Unlike infusions, decoctions are boiled. Woody roots, non-aromatic seeds and barks are suited to this method.
Tools: You will need a non-reactive, heavy saucepan. I use a Corningware 1 quart pan with a see through glass lid. It is the perfect size for me, as I normally make decoctions 3 cups/750 ml at a time.
Ratio: Amounts can vary, depending upon your taste and the potency of the herbs, however 1 to 2 teaspoons of herb mixture to each cup of water is a good starting point. Roots and barks are more concentrated than the lighter leaves and flowers used in infusions, so less is needed.
Heating: Start with cold water over a low heat and slowly bring herb mixture to a simmering boil. Keep the pot covered and simmer for ten to 20 minutes. Take off heat and leave covered while you brew cools to drinking temperature.
- Straining: I often let the mixture set all day or overnight without straining, the heavy roots and barks settle to the bottom, and you can pour off the top.

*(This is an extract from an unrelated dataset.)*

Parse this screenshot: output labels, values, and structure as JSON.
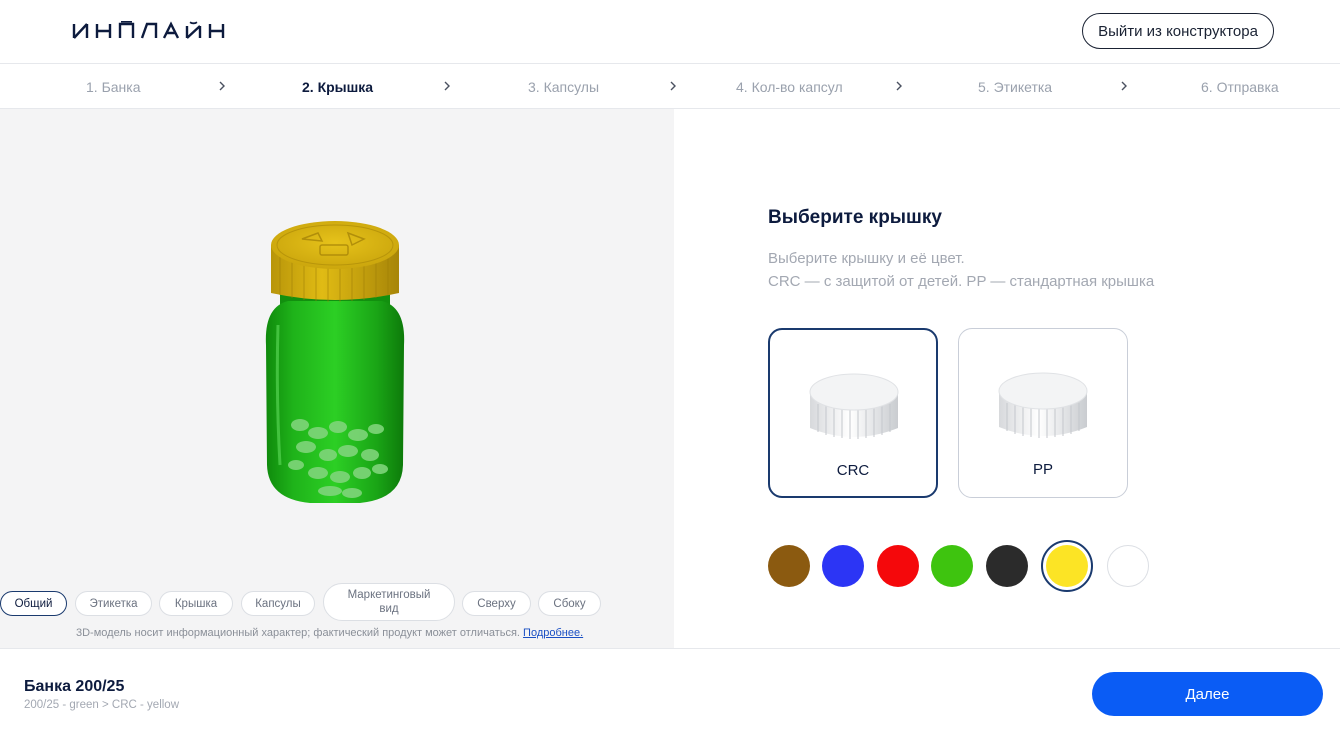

- Overnight Method: Use this method when the material you want to extract is a bitter, or mineral salt. The whole herb, roots or seeds, or the bark of a woody plant are soaked in cold water for several hours, then brought to a boil and simmered for 30 minutes.